Task requirements - Whatever the records say, repeat them exactly as given.

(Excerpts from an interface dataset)
———

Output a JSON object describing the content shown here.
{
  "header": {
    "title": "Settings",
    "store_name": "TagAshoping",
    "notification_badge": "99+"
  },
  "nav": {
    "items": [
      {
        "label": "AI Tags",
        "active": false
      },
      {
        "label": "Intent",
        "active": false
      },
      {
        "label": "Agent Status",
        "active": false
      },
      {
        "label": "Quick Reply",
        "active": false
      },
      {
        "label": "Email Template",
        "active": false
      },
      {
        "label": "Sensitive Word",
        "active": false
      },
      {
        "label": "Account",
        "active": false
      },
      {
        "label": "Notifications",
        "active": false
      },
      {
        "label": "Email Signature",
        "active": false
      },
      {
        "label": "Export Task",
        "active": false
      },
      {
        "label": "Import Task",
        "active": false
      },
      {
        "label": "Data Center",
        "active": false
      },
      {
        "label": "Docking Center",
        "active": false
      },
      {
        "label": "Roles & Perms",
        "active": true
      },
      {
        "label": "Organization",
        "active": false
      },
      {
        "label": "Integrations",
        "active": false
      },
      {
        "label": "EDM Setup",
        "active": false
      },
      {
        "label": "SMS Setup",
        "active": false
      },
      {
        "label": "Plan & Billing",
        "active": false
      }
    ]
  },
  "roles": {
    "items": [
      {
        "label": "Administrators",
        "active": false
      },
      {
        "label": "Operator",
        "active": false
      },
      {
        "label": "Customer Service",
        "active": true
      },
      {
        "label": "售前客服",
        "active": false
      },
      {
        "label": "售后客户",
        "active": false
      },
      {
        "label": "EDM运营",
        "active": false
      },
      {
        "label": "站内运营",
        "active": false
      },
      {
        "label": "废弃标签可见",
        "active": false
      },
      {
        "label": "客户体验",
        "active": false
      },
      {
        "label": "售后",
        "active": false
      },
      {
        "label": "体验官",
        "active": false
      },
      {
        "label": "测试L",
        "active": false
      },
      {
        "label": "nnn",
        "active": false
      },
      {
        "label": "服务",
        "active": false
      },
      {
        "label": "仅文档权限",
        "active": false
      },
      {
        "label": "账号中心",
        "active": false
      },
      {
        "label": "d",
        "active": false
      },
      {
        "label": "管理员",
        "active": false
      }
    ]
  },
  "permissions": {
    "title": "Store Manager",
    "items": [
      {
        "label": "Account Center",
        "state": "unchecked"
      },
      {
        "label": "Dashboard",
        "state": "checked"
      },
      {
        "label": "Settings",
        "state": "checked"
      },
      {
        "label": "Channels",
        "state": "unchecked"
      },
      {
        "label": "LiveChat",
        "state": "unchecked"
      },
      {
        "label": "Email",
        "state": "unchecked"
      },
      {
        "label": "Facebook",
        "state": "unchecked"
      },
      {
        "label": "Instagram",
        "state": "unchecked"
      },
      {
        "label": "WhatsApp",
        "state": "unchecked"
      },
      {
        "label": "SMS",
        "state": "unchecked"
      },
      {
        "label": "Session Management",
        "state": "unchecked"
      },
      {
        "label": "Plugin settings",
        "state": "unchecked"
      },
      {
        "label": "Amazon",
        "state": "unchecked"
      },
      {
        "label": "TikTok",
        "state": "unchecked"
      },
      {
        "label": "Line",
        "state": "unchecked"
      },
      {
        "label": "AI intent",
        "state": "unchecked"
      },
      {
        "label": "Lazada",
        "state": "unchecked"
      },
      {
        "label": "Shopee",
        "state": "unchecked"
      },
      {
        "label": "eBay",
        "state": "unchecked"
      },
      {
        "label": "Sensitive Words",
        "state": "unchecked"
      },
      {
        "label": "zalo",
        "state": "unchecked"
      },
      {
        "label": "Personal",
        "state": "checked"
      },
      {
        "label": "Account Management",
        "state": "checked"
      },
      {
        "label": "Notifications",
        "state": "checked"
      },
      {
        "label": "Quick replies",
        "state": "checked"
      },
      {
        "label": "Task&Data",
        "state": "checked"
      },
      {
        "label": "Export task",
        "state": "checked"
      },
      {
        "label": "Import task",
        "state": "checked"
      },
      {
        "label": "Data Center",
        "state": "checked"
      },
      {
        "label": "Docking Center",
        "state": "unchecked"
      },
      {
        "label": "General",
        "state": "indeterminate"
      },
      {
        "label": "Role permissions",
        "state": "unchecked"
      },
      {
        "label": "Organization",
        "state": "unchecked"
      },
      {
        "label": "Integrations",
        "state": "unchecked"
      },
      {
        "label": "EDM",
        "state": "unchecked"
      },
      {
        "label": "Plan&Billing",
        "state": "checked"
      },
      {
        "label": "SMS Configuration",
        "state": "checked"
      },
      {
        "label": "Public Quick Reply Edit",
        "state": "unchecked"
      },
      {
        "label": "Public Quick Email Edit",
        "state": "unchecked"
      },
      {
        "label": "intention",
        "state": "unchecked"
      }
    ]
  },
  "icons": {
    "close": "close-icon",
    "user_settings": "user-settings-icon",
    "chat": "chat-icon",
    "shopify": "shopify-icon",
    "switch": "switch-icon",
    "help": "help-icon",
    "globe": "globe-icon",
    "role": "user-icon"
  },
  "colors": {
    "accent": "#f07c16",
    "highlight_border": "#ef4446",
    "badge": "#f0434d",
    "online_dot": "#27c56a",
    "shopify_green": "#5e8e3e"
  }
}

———

Task answer -
Output a JSON object describing the content shown here.
{
  "header": {
    "title": "Settings",
    "store_name": "TagAshoping",
    "notification_badge": "99+"
  },
  "nav": {
    "items": [
      {
        "label": "AI Tags",
        "active": false
      },
      {
        "label": "Intent",
        "active": false
      },
      {
        "label": "Agent Status",
        "active": false
      },
      {
        "label": "Quick Reply",
        "active": false
      },
      {
        "label": "Email Template",
        "active": false
      },
      {
        "label": "Sensitive Word",
        "active": false
      },
      {
        "label": "Account",
        "active": false
      },
      {
        "label": "Notifications",
        "active": false
      },
      {
        "label": "Email Signature",
        "active": false
      },
      {
        "label": "Export Task",
        "active": false
      },
      {
        "label": "Import Task",
        "active": false
      },
      {
        "label": "Data Center",
        "active": false
      },
      {
        "label": "Docking Center",
        "active": false
      },
      {
        "label": "Roles & Perms",
        "active": true
      },
      {
        "label": "Organization",
        "active": false
      },
      {
        "label": "Integrations",
        "active": false
      },
      {
        "label": "EDM Setup",
        "active": false
      },
      {
        "label": "SMS Setup",
        "active": false
      },
      {
        "label": "Plan & Billing",
        "active": false
      }
    ]
  },
  "roles": {
    "items": [
      {
        "label": "Administrators",
        "active": false
      },
      {
        "label": "Operator",
        "active": false
      },
      {
        "label": "Customer Service",
        "active": true
      },
      {
        "label": "售前客服",
        "active": false
      },
      {
        "label": "售后客户",
        "active": false
      },
      {
        "label": "EDM运营",
        "active": false
      },
      {
        "label": "站内运营",
        "active": false
      },
      {
        "label": "废弃标签可见",
        "active": false
      },
      {
        "label": "客户体验",
        "active": false
      },
      {
        "label": "售后",
        "active": false
      },
      {
        "label": "体验官",
        "active": false
      },
      {
        "label": "测试L",
        "active": false
      },
      {
        "label": "nnn",
        "active": false
      },
      {
        "label": "服务",
        "active": false
      },
      {
        "label": "仅文档权限",
        "active": false
      },
      {
        "label": "账号中心",
        "active": false
      },
      {
        "label": "d",
        "active": false
      },
      {
        "label": "管理员",
        "active": false
      }
    ]
  },
  "permissions": {
    "title": "Store Manager",
    "items": [
      {
        "label": "Account Center",
        "state": "unchecked"
      },
      {
        "label": "Dashboard",
        "state": "checked"
      },
      {
        "label": "Settings",
        "state": "checked"
      },
      {
        "label": "Channels",
        "state": "unchecked"
      },
      {
        "label": "LiveChat",
        "state": "unchecked"
      },
      {
        "label": "Email",
        "state": "unchecked"
      },
      {
        "label": "Facebook",
        "state": "unchecked"
      },
      {
        "label": "Instagram",
        "state": "unchecked"
      },
      {
        "label": "WhatsApp",
        "state": "unchecked"
      },
      {
        "label": "SMS",
        "state": "unchecked"
      },
      {
        "label": "Session Management",
        "state": "unchecked"
      },
      {
        "label": "Plugin settings",
        "state": "unchecked"
      },
      {
        "label": "Amazon",
        "state": "unchecked"
      },
      {
        "label": "TikTok",
        "state": "unchecked"
      },
      {
        "label": "Line",
        "state": "unchecked"
      },
      {
        "label": "AI intent",
        "state": "unchecked"
      },
      {
        "label": "Lazada",
        "state": "unchecked"
      },
      {
        "label": "Shopee",
        "state": "unchecked"
      },
      {
        "label": "eBay",
        "state": "unchecked"
      },
      {
        "label": "Sensitive Words",
        "state": "unchecked"
      },
      {
        "label": "zalo",
        "state": "unchecked"
      },
      {
        "label": "Personal",
        "state": "checked"
      },
      {
        "label": "Account Management",
        "state": "checked"
      },
      {
        "label": "Notifications",
        "state": "checked"
      },
      {
        "label": "Quick replies",
        "state": "checked"
      },
      {
        "label": "Task&Data",
        "state": "checked"
      },
      {
        "label": "Export task",
        "state": "checked"
      },
      {
        "label": "Import task",
        "state": "checked"
      },
      {
        "label": "Data Center",
        "state": "checked"
      },
      {
        "label": "Docking Center",
        "state": "unchecked"
      },
      {
        "label": "General",
        "state": "indeterminate"
      },
      {
        "label": "Role permissions",
        "state": "unchecked"
      },
      {
        "label": "Organization",
        "state": "unchecked"
      },
      {
        "label": "Integrations",
        "state": "unchecked"
      },
      {
        "label": "EDM",
        "state": "unchecked"
      },
      {
        "label": "Plan&Billing",
        "state": "checked"
      },
      {
        "label": "SMS Configuration",
        "state": "checked"
      },
      {
        "label": "Public Quick Reply Edit",
        "state": "unchecked"
      },
      {
        "label": "Public Quick Email Edit",
        "state": "unchecked"
      },
      {
        "label": "intention",
        "state": "unchecked"
      }
    ]
  },
  "icons": {
    "close": "close-icon",
    "user_settings": "user-settings-icon",
    "chat": "chat-icon",
    "shopify": "shopify-icon",
    "switch": "switch-icon",
    "help": "help-icon",
    "globe": "globe-icon",
    "role": "user-icon"
  },
  "colors": {
    "accent": "#f07c16",
    "highlight_border": "#ef4446",
    "badge": "#f0434d",
    "online_dot": "#27c56a",
    "shopify_green": "#5e8e3e"
  }
}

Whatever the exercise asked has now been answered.